- Records shown
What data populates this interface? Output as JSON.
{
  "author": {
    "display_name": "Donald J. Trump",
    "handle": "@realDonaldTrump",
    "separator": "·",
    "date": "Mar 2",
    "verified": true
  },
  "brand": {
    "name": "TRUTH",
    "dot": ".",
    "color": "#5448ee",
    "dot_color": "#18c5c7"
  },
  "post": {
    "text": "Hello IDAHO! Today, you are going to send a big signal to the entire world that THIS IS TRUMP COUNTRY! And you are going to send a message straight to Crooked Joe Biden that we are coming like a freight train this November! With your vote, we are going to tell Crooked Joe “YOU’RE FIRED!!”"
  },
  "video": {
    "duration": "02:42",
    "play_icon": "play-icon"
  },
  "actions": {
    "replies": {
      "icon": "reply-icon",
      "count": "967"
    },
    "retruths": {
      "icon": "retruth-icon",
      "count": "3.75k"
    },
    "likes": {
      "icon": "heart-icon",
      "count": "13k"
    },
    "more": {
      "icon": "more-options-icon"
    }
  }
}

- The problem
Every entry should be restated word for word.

- Result of the exercise
What data populates this interface? Output as JSON.
{
  "author": {
    "display_name": "Donald J. Trump",
    "handle": "@realDonaldTrump",
    "separator": "·",
    "date": "Mar 2",
    "verified": true
  },
  "brand": {
    "name": "TRUTH",
    "dot": ".",
    "color": "#5448ee",
    "dot_color": "#18c5c7"
  },
  "post": {
    "text": "Hello IDAHO! Today, you are going to send a big signal to the entire world that THIS IS TRUMP COUNTRY! And you are going to send a message straight to Crooked Joe Biden that we are coming like a freight train this November! With your vote, we are going to tell Crooked Joe “YOU’RE FIRED!!”"
  },
  "video": {
    "duration": "02:42",
    "play_icon": "play-icon"
  },
  "actions": {
    "replies": {
      "icon": "reply-icon",
      "count": "967"
    },
    "retruths": {
      "icon": "retruth-icon",
      "count": "3.75k"
    },
    "likes": {
      "icon": "heart-icon",
      "count": "13k"
    },
    "more": {
      "icon": "more-options-icon"
    }
  }
}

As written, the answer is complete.